1000 BCE –
Celtic art is not characterized only by the stylized throwbacks you see at modern day festivals or in shops that sell nouveau Irish merchandise. In fact, the Celts did not arise in Ireland, but in Central Europe.
Celtic art is a broad movement that is really three movements attributed to peoples of different times, locations, and cultural values, but that share a heritage.
The overarching theme of Celtic art is one of symbolism coupled with non-linear, geometric design. Most surviving pieces are those that were forged from metal or carved in stone, so scholars cannot be sure that all typical art from the period is represented in what still remains today.
Celtic Art Origins and Historical Importance:
Pinning down the exact dates of the origins of Celtic art is debatable as archaeologists put the beginnings of Celtic culture at 1000 BC while art historians generally begin with the art of the La Tene period in the 5th century BC.
Looking at the archeologists model, the arts and crafts of the Celts begins with the Hallstatt Culture which was centered in Austria but spread over a larger region. The Hallstatts were prolific traders in mined minerals and were a wealthy civilization. With bronze and iron metal working technology, they created weaponry and tools in iron and decorative pieces in bronze. Being a mobile society, they had been influenced by Mycenaean art as well as other Mediterranean styles. Some silver and gold pieces existed, but not many.
Motifs of the Hallstatt era were animals, spirals, and geometric designs on weaponry and adornments. They favored birds, knot work, and fretwork. They employed color, and in unpainted pottery they used a polychrome technique. Weaponry and other tools were shaped according to both aesthetics and usefulness, as in the case of dual sided curved axes, or curved swords.
The La Tene era is the beginning point as far as art historians are concerned and is chiefly recognizable by its swirling curvilinear patterns. The movement began in what is now Switzerland, and its influence is still felt today. The Celts had by this time moved northward into Switzerland from the Danube River in Austria and the Rhine region of France.
La Tene artists worked quite a bit in gold, especially in jewelry and other personal adornment. Most surviving art from this period in Celtic art is made from gold, iron, bronze, and other metals. Decorated with scrollwork that is reminiscent of foliage and ivies, these metallic objects include vessels, bowls, weapons, and sculpture in addition to the jewelry mentioned.
The Celts had influenced the Irish and British in the beginning of this era and moved into these lands during this period. Irish La Tene art flourished after Rome absorbed the Celtic tribes of other lands. The Irish were left alone and the artistic style survived there without much Roman influence. It is in Ireland that most Celtic stonework was created, as in the tradition of the Celtic High Crosses.
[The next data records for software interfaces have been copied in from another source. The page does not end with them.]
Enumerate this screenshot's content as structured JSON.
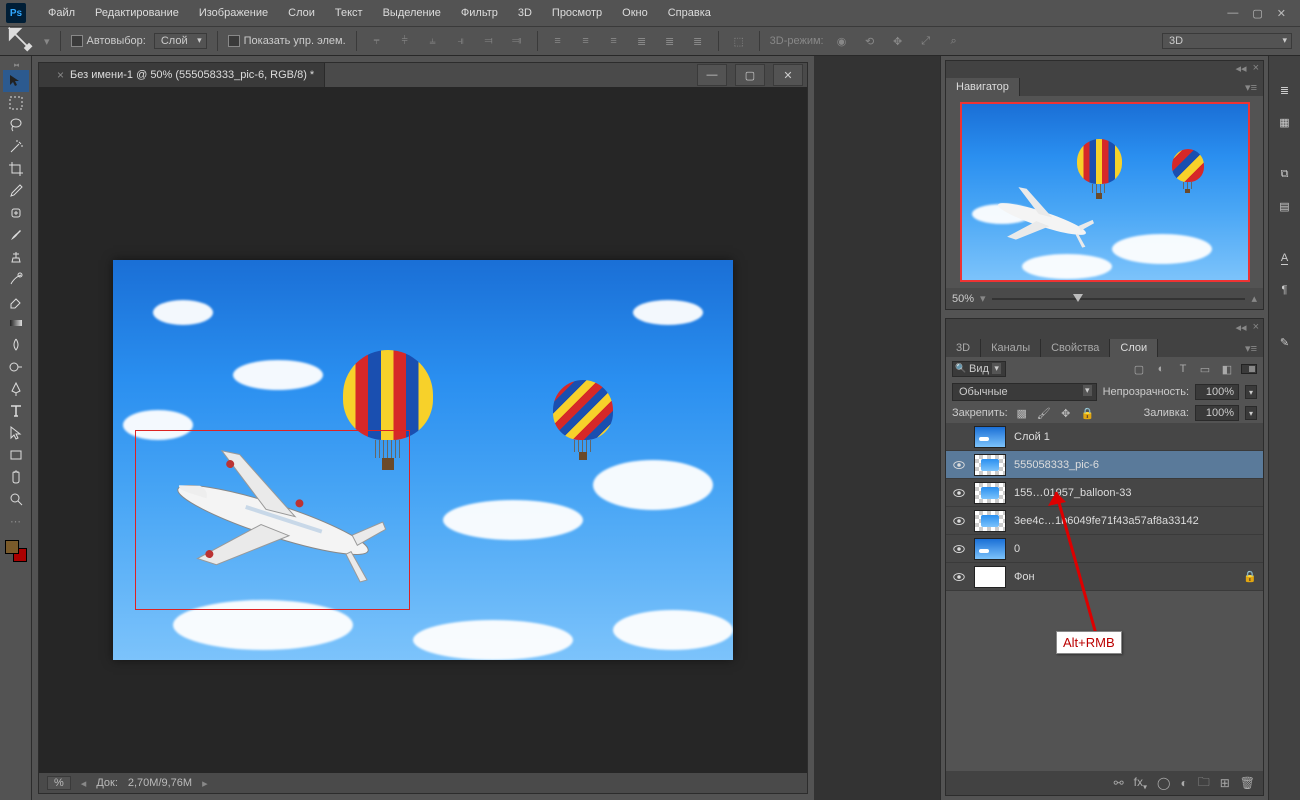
{
  "app": {
    "logo": "Ps"
  },
  "menu": {
    "items": [
      "Файл",
      "Редактирование",
      "Изображение",
      "Слои",
      "Текст",
      "Выделение",
      "Фильтр",
      "3D",
      "Просмотр",
      "Окно",
      "Справка"
    ]
  },
  "options": {
    "autoselect_label": "Автовыбор:",
    "autoselect_target": "Слой",
    "show_controls_label": "Показать упр. элем.",
    "mode3d_label": "3D-режим:",
    "mode3d_value": "3D"
  },
  "document": {
    "tab_title": "Без имени-1 @ 50% (555058333_pic-6, RGB/8) *",
    "status_zoom_suffix": "%",
    "status_doc_label": "Док:",
    "status_doc_value": "2,70M/9,76M"
  },
  "navigator": {
    "tab": "Навигатор",
    "zoom": "50%"
  },
  "layers_panel": {
    "tabs": [
      "3D",
      "Каналы",
      "Свойства",
      "Слои"
    ],
    "kind": "Вид",
    "blend_mode": "Обычные",
    "opacity_label": "Непрозрачность:",
    "opacity_value": "100%",
    "lock_label": "Закрепить:",
    "fill_label": "Заливка:",
    "fill_value": "100%",
    "layers": [
      {
        "name": "Слой 1",
        "visible": false,
        "locked": false,
        "selected": false,
        "thumb": "sky"
      },
      {
        "name": "555058333_pic-6",
        "visible": true,
        "locked": false,
        "selected": true,
        "thumb": "checker"
      },
      {
        "name": "155…01957_balloon-33",
        "visible": true,
        "locked": false,
        "selected": false,
        "thumb": "checker"
      },
      {
        "name": "3ee4c…1b6049fe71f43a57af8a33142",
        "visible": true,
        "locked": false,
        "selected": false,
        "thumb": "checker"
      },
      {
        "name": "0",
        "visible": true,
        "locked": false,
        "selected": false,
        "thumb": "sky"
      },
      {
        "name": "Фон",
        "visible": true,
        "locked": true,
        "selected": false,
        "thumb": "white"
      }
    ]
  },
  "annotation": {
    "text": "Alt+RMB"
  }
}
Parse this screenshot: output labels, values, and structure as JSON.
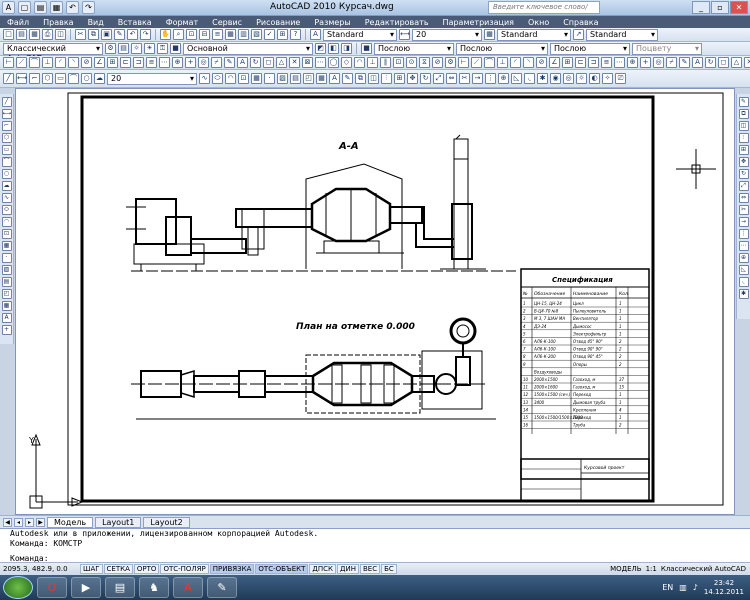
{
  "window": {
    "title": "AutoCAD 2010     Курсач.dwg",
    "search_placeholder": "Введите ключевое слово/фразу"
  },
  "menu": [
    "Файл",
    "Правка",
    "Вид",
    "Вставка",
    "Формат",
    "Сервис",
    "Рисование",
    "Размеры",
    "Редактировать",
    "Параметризация",
    "Окно",
    "Справка"
  ],
  "toolbar1": {
    "layer_combo": "0",
    "style1": "Standard",
    "dim_value": "20",
    "style2": "Standard",
    "style3": "Standard"
  },
  "toolbar2": {
    "workspace": "Классический AutoCAD",
    "layer": "Основной",
    "color": "Послою",
    "linetype": "Послою",
    "lineweight": "Послою",
    "plotstyle": "Поцвету"
  },
  "toolbar4": {
    "scale_value": "20"
  },
  "drawing": {
    "section_title": "А-А",
    "plan_title": "План на отметке 0.000",
    "spec_title": "Спецификация",
    "spec_headers": [
      "№",
      "Обозначение",
      "Наименование",
      "Кол."
    ],
    "spec_rows": [
      [
        "1",
        "ЦН-15, ЦН-24",
        "Цикл",
        "1"
      ],
      [
        "2",
        "В-Ц4-70 №8",
        "Пылеуловитель",
        "1"
      ],
      [
        "3",
        "М 3, 7 ШАН МА",
        "Вентилятор",
        "1"
      ],
      [
        "4",
        "ДЭ-24",
        "Дымосос",
        "1"
      ],
      [
        "5",
        "",
        "Электрофильтр",
        "1"
      ],
      [
        "6",
        "АЛ6-К-100",
        "Отвод 45° 90°",
        "2"
      ],
      [
        "7",
        "АЛ6-К-100",
        "Отвод 90° 90°",
        "2"
      ],
      [
        "8",
        "АЛ6-К-200",
        "Отвод 90° 45°",
        "2"
      ],
      [
        "9",
        "",
        "Опоры",
        "2"
      ],
      [
        "",
        "Воздуховоды",
        "",
        ""
      ],
      [
        "10",
        "2000×1500",
        "Газоход, м",
        "37"
      ],
      [
        "11",
        "2000×1600",
        "Газоход, м",
        "15"
      ],
      [
        "12",
        "1500×1500 (сеч.)",
        "Переход",
        "1"
      ],
      [
        "13",
        "3400",
        "Дымовая труба",
        "1"
      ],
      [
        "14",
        "",
        "Крепления",
        "4"
      ],
      [
        "15",
        "1500×1500/1500×2000",
        "Переход",
        "1"
      ],
      [
        "16",
        "",
        "Труба",
        "2"
      ]
    ],
    "stamp_text": "Курсовой проект"
  },
  "tabs": {
    "model": "Модель",
    "layout1": "Layout1",
    "layout2": "Layout2"
  },
  "command": {
    "line1": "Autodesk или в приложении, лицензированном корпорацией Autodesk.",
    "line2": "Команда: КОМСТР",
    "prompt": "Команда:"
  },
  "status": {
    "coords": "2095.3, 482.9, 0.0",
    "modes": [
      "ШАГ",
      "СЕТКА",
      "ОРТО",
      "ОТС-ПОЛЯР",
      "ПРИВЯЗКА",
      "ОТС-ОБЪЕКТ",
      "ДПСК",
      "ДИН",
      "ВЕС",
      "БС"
    ],
    "model": "МОДЕЛЬ",
    "scale": "1:1",
    "workspace": "Классический AutoCAD"
  },
  "taskbar": {
    "lang": "EN",
    "time": "23:42",
    "date": "14.12.2011"
  }
}
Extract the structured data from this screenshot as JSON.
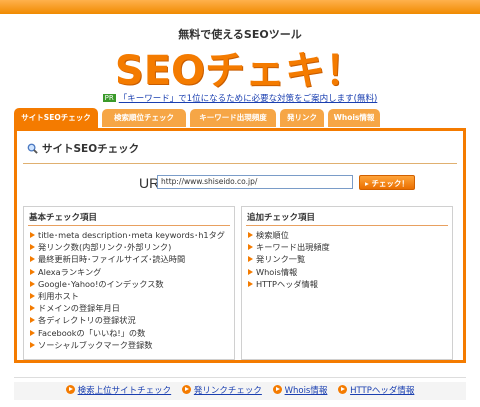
{
  "header": {
    "tagline": "無料で使えるSEOツール",
    "logo_text": "SEOチェキ！"
  },
  "notice": {
    "badge": "PR",
    "text": "「キーワード」で1位になるために必要な対策をご案内します(無料)"
  },
  "tabs": [
    {
      "label": "サイトSEOチェック",
      "active": true
    },
    {
      "label": "検索順位チェック",
      "active": false
    },
    {
      "label": "キーワード出現頻度",
      "active": false
    },
    {
      "label": "発リンク",
      "active": false
    },
    {
      "label": "Whois情報",
      "active": false
    }
  ],
  "panel": {
    "title": "サイトSEOチェック",
    "url_label": "URL",
    "url_value": "http://www.shiseido.co.jp/",
    "check_button": "チェック！"
  },
  "basic_check": {
    "title": "基本チェック項目",
    "items": [
      "title･meta description･meta keywords･h1タグ",
      "発リンク数(内部リンク･外部リンク)",
      "最終更新日時･ファイルサイズ･読込時間",
      "Alexaランキング",
      "Google･Yahoo!のインデックス数",
      "利用ホスト",
      "ドメインの登録年月日",
      "各ディレクトリの登録状況",
      "Facebookの「いいね!」の数",
      "ソーシャルブックマーク登録数"
    ]
  },
  "additional_check": {
    "title": "追加チェック項目",
    "items": [
      "検索順位",
      "キーワード出現頻度",
      "発リンク一覧",
      "Whois情報",
      "HTTPヘッダ情報"
    ]
  },
  "footer_links": [
    "検索上位サイトチェック",
    "発リンクチェック",
    "Whois情報",
    "HTTPヘッダ情報"
  ],
  "colors": {
    "accent": "#f47b00",
    "tab_inactive": "#f6a646",
    "link": "#1a3fb0",
    "pr_badge": "#3a9a2a"
  }
}
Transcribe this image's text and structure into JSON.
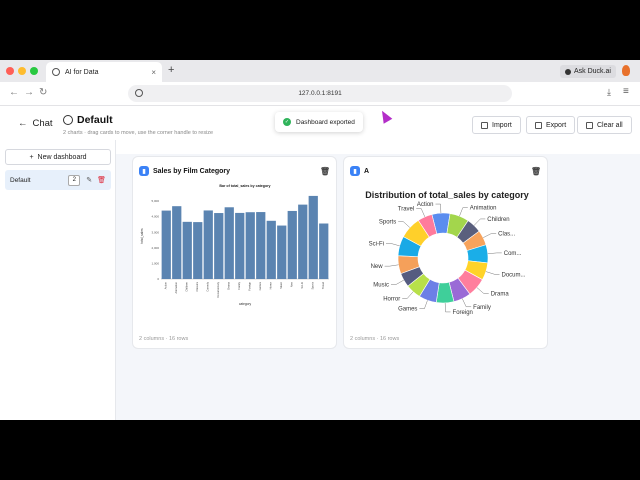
{
  "browser": {
    "tab_title": "AI for Data",
    "tab_close": "×",
    "new_tab": "+",
    "url": "127.0.0.1:8191",
    "ask_duck": "Ask Duck.ai",
    "back_icon": "←",
    "forward_icon": "→",
    "reload_icon": "↻",
    "download_icon": "⤓",
    "menu_icon": "≡"
  },
  "header": {
    "back_label": "Chat",
    "back_arrow": "←",
    "title": "Default",
    "subtitle": "2 charts · drag cards to move, use the corner handle to resize",
    "toast": "Dashboard exported",
    "toast_icon": "✓",
    "import_label": "Import",
    "export_label": "Export",
    "clear_label": "Clear all"
  },
  "sidebar": {
    "new_button": "New dashboard",
    "new_icon": "+",
    "items": [
      {
        "label": "Default",
        "count": "2",
        "edit_icon": "✎",
        "delete_icon": "🗑"
      }
    ]
  },
  "cards": [
    {
      "title": "Sales by Film Category",
      "footer": "2 columns · 16 rows",
      "delete_icon": "🗑"
    },
    {
      "title": "A",
      "footer": "2 columns · 16 rows",
      "delete_icon": "🗑"
    }
  ],
  "chart_data": [
    {
      "type": "bar",
      "title": "Bar of total_sales by category",
      "xlabel": "category",
      "ylabel": "total_sales",
      "categories": [
        "Action",
        "Animation",
        "Children",
        "Classics",
        "Comedy",
        "Documentary",
        "Drama",
        "Family",
        "Foreign",
        "Games",
        "Horror",
        "Music",
        "New",
        "Sci-Fi",
        "Sports",
        "Travel"
      ],
      "values": [
        4375,
        4657,
        3656,
        3639,
        4384,
        4218,
        4587,
        4226,
        4271,
        4281,
        3722,
        3418,
        4352,
        4757,
        5314,
        3549
      ],
      "yticks": [
        "0",
        "1,000",
        "2,000",
        "3,000",
        "4,000",
        "5,000"
      ],
      "ylim": [
        0,
        5500
      ],
      "color": "#5b84b1"
    },
    {
      "type": "pie",
      "title": "Distribution of total_sales by category",
      "labels": [
        "Action",
        "Animation",
        "Children",
        "Clas...",
        "Com...",
        "Docum...",
        "Drama",
        "Family",
        "Foreign",
        "Games",
        "Horror",
        "Music",
        "New",
        "Sci-Fi",
        "Sports",
        "Travel"
      ],
      "values": [
        4375,
        4657,
        3656,
        3639,
        4384,
        4218,
        4587,
        4226,
        4271,
        4281,
        3722,
        3418,
        4352,
        4757,
        5314,
        3549
      ],
      "colors": [
        "#5b8def",
        "#a3d64c",
        "#5a5f7d",
        "#f7a35c",
        "#1aaee8",
        "#ffd329",
        "#ff7e9d",
        "#9a6ad6",
        "#3fcf9a",
        "#6c7fe6",
        "#b8e04a",
        "#555c80",
        "#f5a05a",
        "#19a9e6",
        "#ffd02a",
        "#ff7b9c"
      ],
      "hole": true,
      "legend": "none"
    }
  ]
}
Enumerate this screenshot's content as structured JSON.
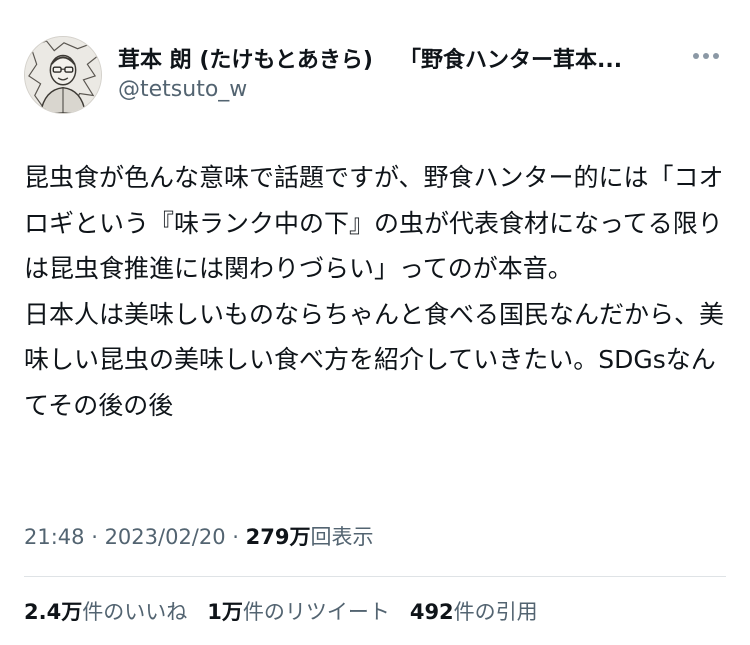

Insular Celtic art was that of the British Isles, particularly Ireland. It is from these works that we derive much of what the general public would recognize as Celtic art. Monastic traditions in Ireland brought a Christian bent to the Celtic arts and vice versa. The movement produced works like the famous Book of Kells and other illuminations, the previously mentioned High Crosses, and metal work in the form of chalices and other objects.
Scotland and Wales also contributed to insular art. Wales added to the library of illuminated manuscripts and Scotland created stone sculptures with high Pictish influence.
- The Celts added to the art they produced with pieces taken from the places they visited. One chieftain was buried in a Chinese silk robe.
- “Cult wagons” fashioned from bronze were large trolleys in which were standing figures. A large bowl that may have been meant to hold religious offerings was atop a shaft at the center of the piece.
- The warring drinking nature of the Celts can be seen in what they chose to produce, and there are a bevy of large, elaborate drinking vessels and quite a lot of weaponry.
- The Celts created coins beginning in the 3rd Century BC. Initial styles borrowed from that of the Greeks and Romans and then later became more Celtic in design.
- The modern Celtic Revival began around the time of the discovery of the Tara Brooch in 1850. Brooches soared in popularity and the revival jumped to the United States where architecture and grave markers began to display Celtic motifs.
- While the Celts did produce pottery, it was not on the level of other cultures of the time and was used mostly for mundane daily purposes. They reserved metals for making their finer pieces.
- Battersea Shield
- Tara Brooch
- Wandsworth Shield-boss
- Staffordshire Moorlands pan
- The Great Torc – Snettisham Hoard
- Hochdorf Chieftain’s Grave – various objects
- Muiredach’s High Cross
- Moylough Belt Shrine
- Gundestrup Cauldron